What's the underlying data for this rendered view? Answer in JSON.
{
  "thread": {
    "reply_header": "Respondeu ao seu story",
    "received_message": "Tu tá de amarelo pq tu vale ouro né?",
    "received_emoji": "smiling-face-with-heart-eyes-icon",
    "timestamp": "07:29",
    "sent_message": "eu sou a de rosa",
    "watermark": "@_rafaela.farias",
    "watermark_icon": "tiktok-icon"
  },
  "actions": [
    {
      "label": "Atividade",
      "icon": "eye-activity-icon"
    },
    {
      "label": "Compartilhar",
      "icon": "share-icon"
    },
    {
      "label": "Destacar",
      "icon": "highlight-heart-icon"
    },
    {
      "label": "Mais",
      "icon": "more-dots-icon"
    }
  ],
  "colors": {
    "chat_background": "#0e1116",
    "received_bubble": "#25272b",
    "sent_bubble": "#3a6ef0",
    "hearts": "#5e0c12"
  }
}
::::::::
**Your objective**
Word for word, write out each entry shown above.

**Response**
What's the underlying data for this rendered view? Answer in JSON.
{
  "thread": {
    "reply_header": "Respondeu ao seu story",
    "received_message": "Tu tá de amarelo pq tu vale ouro né?",
    "received_emoji": "smiling-face-with-heart-eyes-icon",
    "timestamp": "07:29",
    "sent_message": "eu sou a de rosa",
    "watermark": "@_rafaela.farias",
    "watermark_icon": "tiktok-icon"
  },
  "actions": [
    {
      "label": "Atividade",
      "icon": "eye-activity-icon"
    },
    {
      "label": "Compartilhar",
      "icon": "share-icon"
    },
    {
      "label": "Destacar",
      "icon": "highlight-heart-icon"
    },
    {
      "label": "Mais",
      "icon": "more-dots-icon"
    }
  ],
  "colors": {
    "chat_background": "#0e1116",
    "received_bubble": "#25272b",
    "sent_bubble": "#3a6ef0",
    "hearts": "#5e0c12"
  }
}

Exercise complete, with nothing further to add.